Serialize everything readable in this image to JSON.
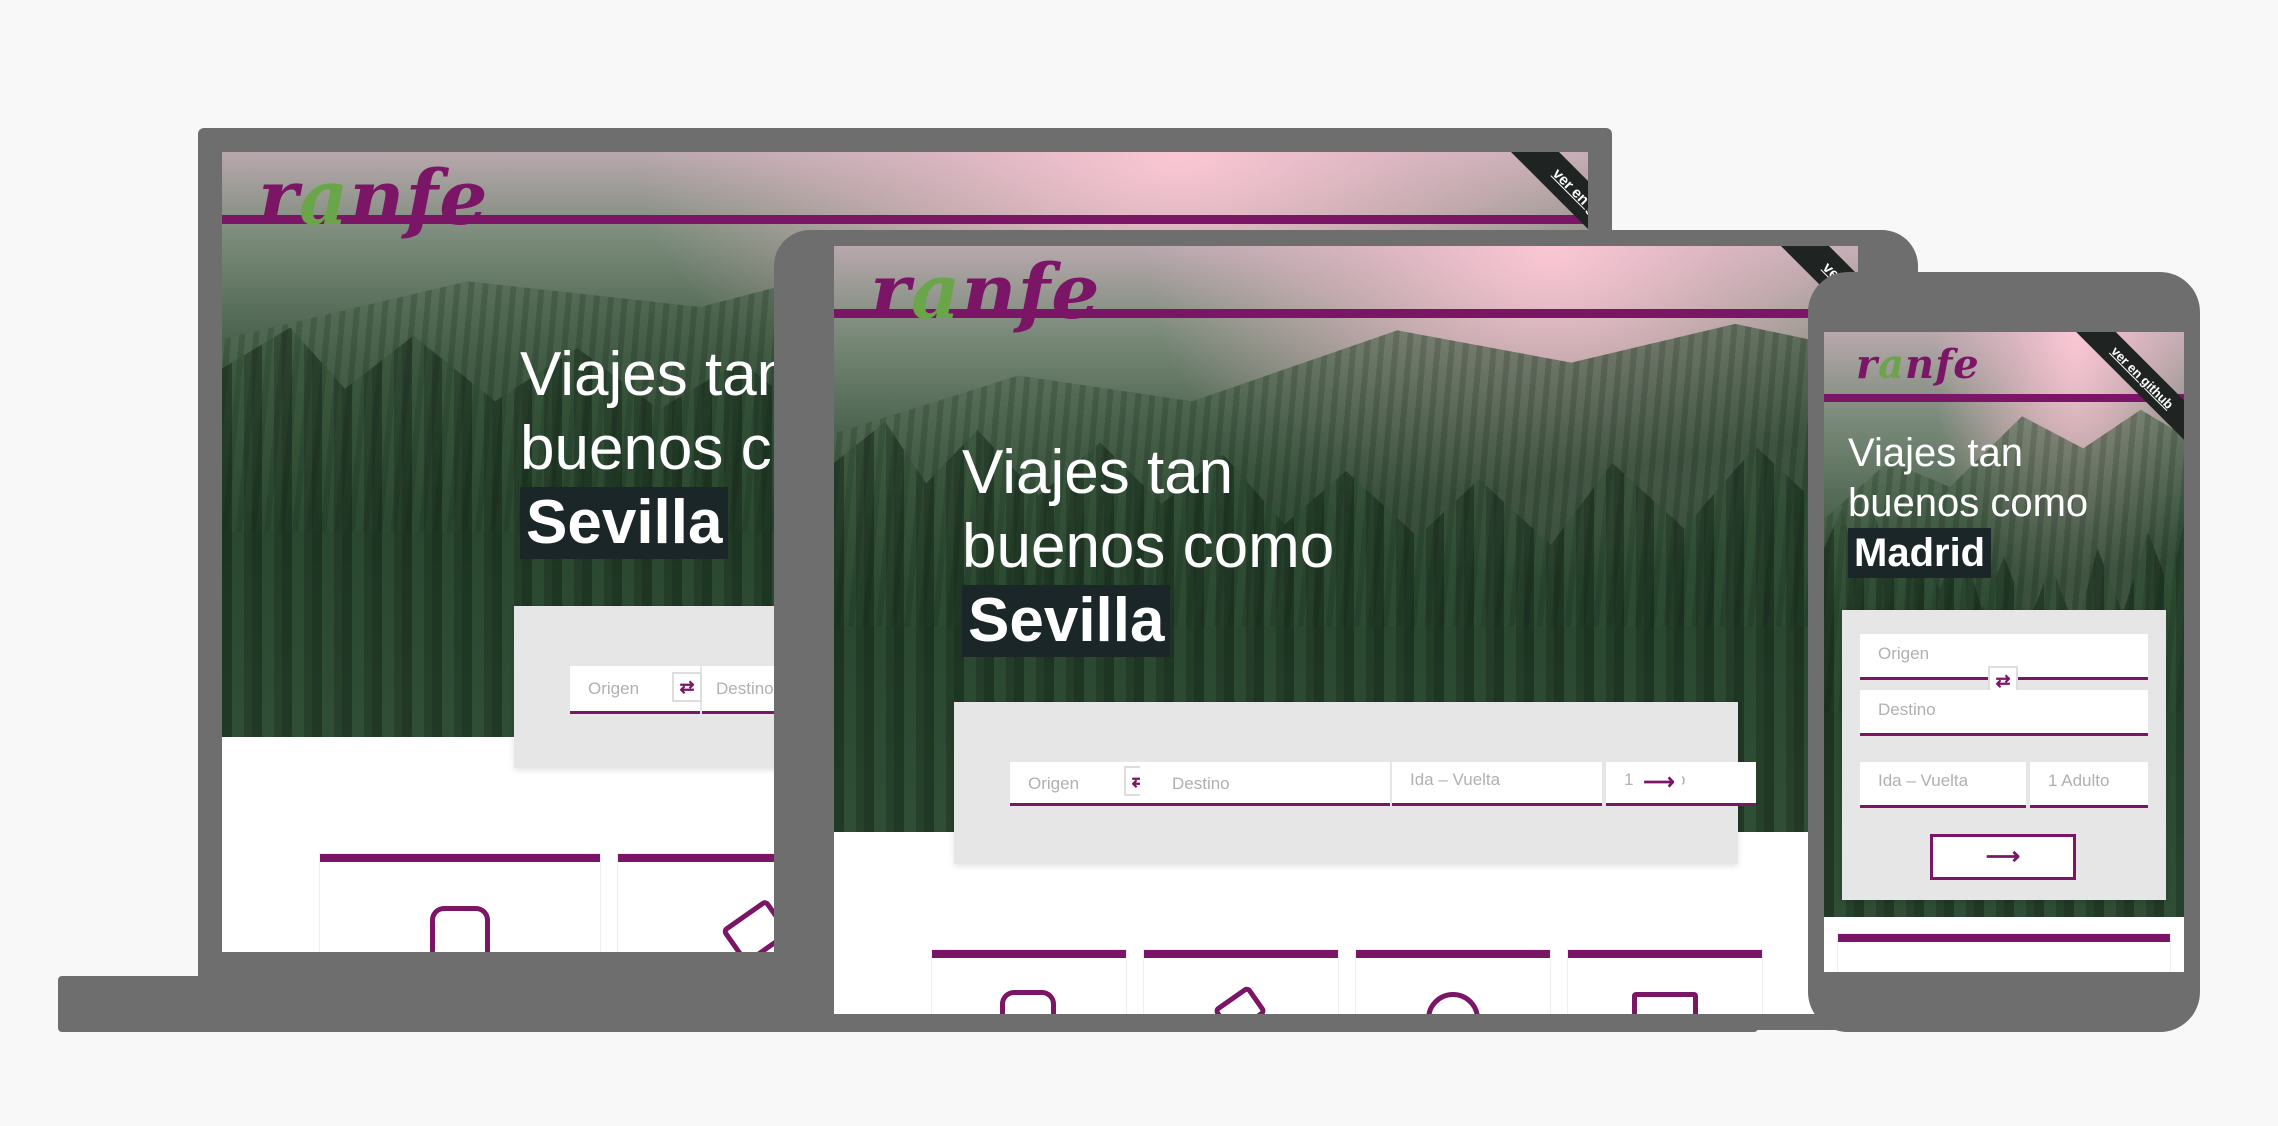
{
  "brand": {
    "logo_r": "r",
    "logo_a": "a",
    "logo_rest": "nfe"
  },
  "github_ribbon": "ver en github",
  "headline": {
    "line1": "Viajes tan",
    "line2": "buenos como"
  },
  "cities": {
    "laptop": "Sevilla",
    "tablet": "Sevilla",
    "phone": "Madrid"
  },
  "search": {
    "origin_placeholder": "Origen",
    "destination_placeholder": "Destino",
    "dates_placeholder": "Ida – Vuelta",
    "passengers_placeholder": "1 Adulto",
    "swap_icon": "⇄",
    "submit_icon": "⟶"
  },
  "colors": {
    "brand": "#7b1566",
    "accent_green": "#6aa54a",
    "device_frame": "#6e6e6e",
    "panel_bg": "#e6e6e6"
  }
}
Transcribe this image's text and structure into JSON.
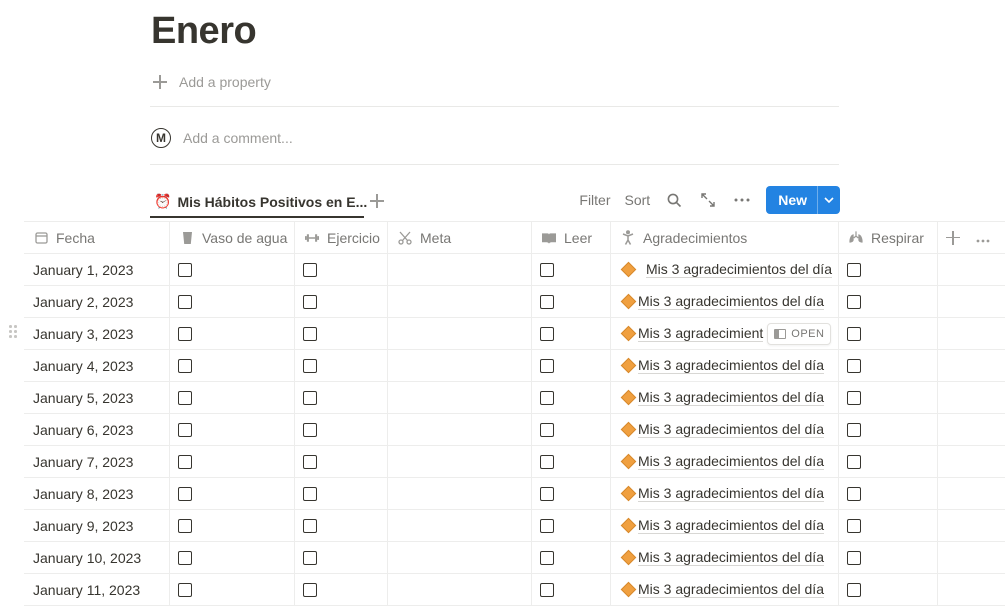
{
  "page": {
    "title": "Enero",
    "add_property": "Add a property",
    "add_comment": "Add a comment...",
    "avatar_letter": "M"
  },
  "view": {
    "tab_label": "Mis Hábitos Positivos en E...",
    "filter": "Filter",
    "sort": "Sort",
    "new": "New"
  },
  "columns": [
    {
      "label": "Fecha",
      "icon": "calendar-icon"
    },
    {
      "label": "Vaso de agua",
      "icon": "glass-icon"
    },
    {
      "label": "Ejercicio",
      "icon": "dumbbell-icon"
    },
    {
      "label": "Meta",
      "icon": "scissors-icon"
    },
    {
      "label": "Leer",
      "icon": "book-icon"
    },
    {
      "label": "Agradecimientos",
      "icon": "person-icon"
    },
    {
      "label": "Respirar",
      "icon": "lungs-icon"
    }
  ],
  "rows": [
    {
      "fecha": "January 1, 2023",
      "agradecimiento": "Mis 3 agradecimientos del día"
    },
    {
      "fecha": "January 2, 2023",
      "agradecimiento": "Mis 3 agradecimientos del día"
    },
    {
      "fecha": "January 3, 2023",
      "agradecimiento": "Mis 3 agradecimient",
      "open_label": "OPEN"
    },
    {
      "fecha": "January 4, 2023",
      "agradecimiento": "Mis 3 agradecimientos del día"
    },
    {
      "fecha": "January 5, 2023",
      "agradecimiento": "Mis 3 agradecimientos del día"
    },
    {
      "fecha": "January 6, 2023",
      "agradecimiento": "Mis 3 agradecimientos del día"
    },
    {
      "fecha": "January 7, 2023",
      "agradecimiento": "Mis 3 agradecimientos del día"
    },
    {
      "fecha": "January 8, 2023",
      "agradecimiento": "Mis 3 agradecimientos del día"
    },
    {
      "fecha": "January 9, 2023",
      "agradecimiento": "Mis 3 agradecimientos del día"
    },
    {
      "fecha": "January 10, 2023",
      "agradecimiento": "Mis 3 agradecimientos del día"
    },
    {
      "fecha": "January 11, 2023",
      "agradecimiento": "Mis 3 agradecimientos del día"
    }
  ],
  "colors": {
    "accent": "#2383e2",
    "text": "#37352f",
    "muted": "#9b9a97",
    "diamond": "#f0a040"
  }
}
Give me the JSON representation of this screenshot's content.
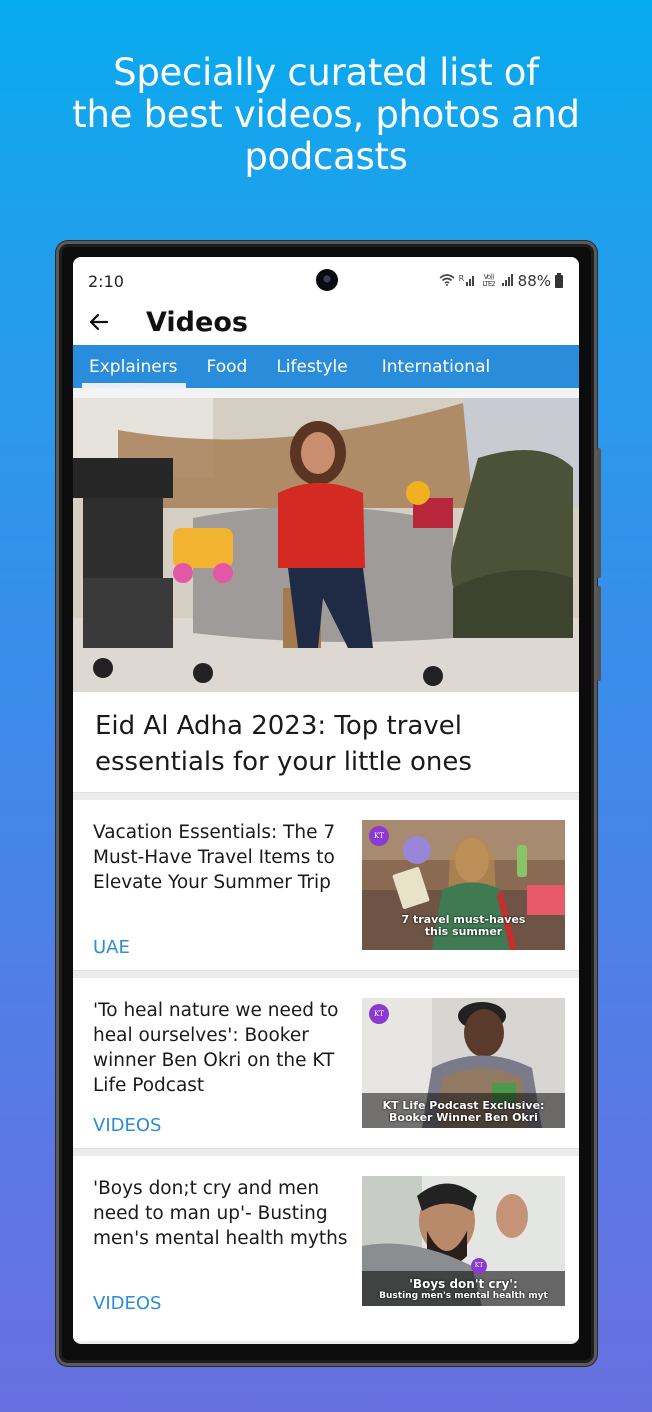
{
  "promo": {
    "headline_lines": [
      "Specially curated list of",
      "the best videos, photos and",
      "podcasts"
    ]
  },
  "statusbar": {
    "time": "2:10",
    "icons": [
      "wifi-icon",
      "signal-r-icon",
      "volte-lte2-icon",
      "signal-icon"
    ],
    "signal_r_label": "R",
    "volte_label": "Vo)) LTE2",
    "battery": "88%"
  },
  "appbar": {
    "back_icon": "arrow-left-icon",
    "title": "Videos"
  },
  "tabs": [
    {
      "label": "Explainers",
      "active": true
    },
    {
      "label": "Food",
      "active": false
    },
    {
      "label": "Lifestyle",
      "active": false
    },
    {
      "label": "International",
      "active": false
    }
  ],
  "colors": {
    "accent": "#2a8ddb",
    "category": "#2a8ddb",
    "text": "#1a1a1a",
    "kt_badge": "#8a3ad0"
  },
  "hero": {
    "image_description": "Woman in red top seated on bench among strollers and baby toys",
    "title": "Eid Al Adha 2023: Top travel essentials for your little ones"
  },
  "articles": [
    {
      "headline": "Vacation Essentials: The 7 Must-Have Travel Items to Elevate Your Summer Trip",
      "category": "UAE",
      "thumb_caption": [
        "7 travel must-haves",
        "this summer"
      ],
      "thumb_badge": "KT"
    },
    {
      "headline": "'To heal nature we need to heal ourselves': Booker winner Ben Okri on the KT Life Podcast",
      "category": "VIDEOS",
      "thumb_caption": [
        "KT Life Podcast Exclusive:",
        "Booker Winner Ben Okri"
      ],
      "thumb_badge": "KT"
    },
    {
      "headline": "'Boys don;t cry and men need to man up'- Busting men's mental health myths",
      "category": "VIDEOS",
      "thumb_caption": [
        "'Boys don't cry':",
        "Busting men's mental health myt"
      ],
      "thumb_badge": "KT"
    }
  ]
}
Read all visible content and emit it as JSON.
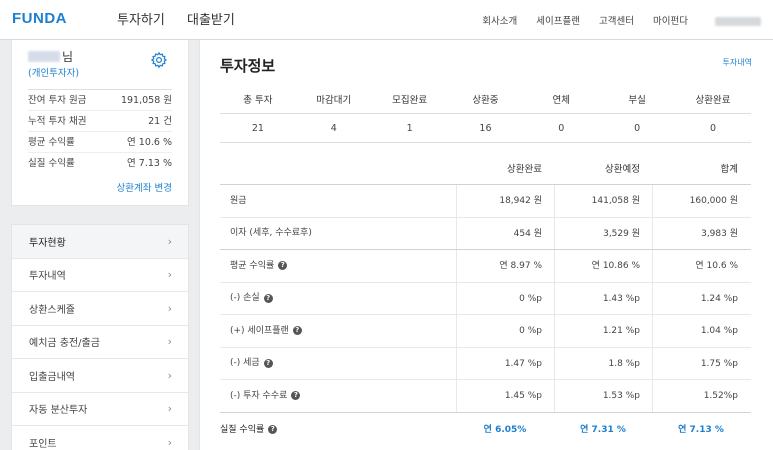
{
  "header": {
    "logo": "FUNDA",
    "main_nav": [
      "투자하기",
      "대출받기"
    ],
    "sub_nav": [
      "회사소개",
      "세이프플랜",
      "고객센터",
      "마이펀다"
    ]
  },
  "profile": {
    "suffix": "님",
    "type": "(개인투자자)",
    "stats": [
      {
        "label": "잔여 투자 원금",
        "value": "191,058 원"
      },
      {
        "label": "누적 투자 채권",
        "value": "21 건"
      },
      {
        "label": "평균 수익률",
        "value": "연 10.6 %"
      },
      {
        "label": "실질 수익률",
        "value": "연 7.13 %"
      }
    ],
    "change_link": "상환계좌 변경"
  },
  "menu": [
    {
      "label": "투자현황",
      "active": true
    },
    {
      "label": "투자내역"
    },
    {
      "label": "상환스케쥴"
    },
    {
      "label": "예치금 충전/출금"
    },
    {
      "label": "입출금내역"
    },
    {
      "label": "자동 분산투자"
    },
    {
      "label": "포인트"
    }
  ],
  "main": {
    "title": "투자정보",
    "history_link": "투자내역",
    "summary": {
      "headers": [
        "총 투자",
        "마감대기",
        "모집완료",
        "상환중",
        "연체",
        "부실",
        "상환완료"
      ],
      "values": [
        "21",
        "4",
        "1",
        "16",
        "0",
        "0",
        "0"
      ]
    },
    "detail": {
      "headers": [
        "상환완료",
        "상환예정",
        "합계"
      ],
      "rows": [
        {
          "label": "원금",
          "values": [
            "18,942 원",
            "141,058 원",
            "160,000 원"
          ]
        },
        {
          "label": "이자 (세후, 수수료후)",
          "values": [
            "454 원",
            "3,529 원",
            "3,983 원"
          ]
        },
        {
          "label": "평균 수익률",
          "help": true,
          "values": [
            "연 8.97 %",
            "연 10.86 %",
            "연 10.6 %"
          ]
        },
        {
          "label": "(-) 손실",
          "help": true,
          "values": [
            "0 %p",
            "1.43 %p",
            "1.24 %p"
          ]
        },
        {
          "label": "(+) 세이프플랜",
          "help": true,
          "values": [
            "0 %p",
            "1.21 %p",
            "1.04 %p"
          ]
        },
        {
          "label": "(-) 세금",
          "help": true,
          "values": [
            "1.47 %p",
            "1.8 %p",
            "1.75 %p"
          ]
        },
        {
          "label": "(-) 투자 수수료",
          "help": true,
          "values": [
            "1.45 %p",
            "1.53 %p",
            "1.52%p"
          ]
        }
      ],
      "total": {
        "label": "실질 수익률",
        "help": true,
        "values": [
          "연 6.05%",
          "연 7.31 %",
          "연 7.13 %"
        ]
      }
    }
  },
  "colors": {
    "accent": "#1d7fd0"
  }
}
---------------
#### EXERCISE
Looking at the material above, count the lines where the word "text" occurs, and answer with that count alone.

#### REPLY
3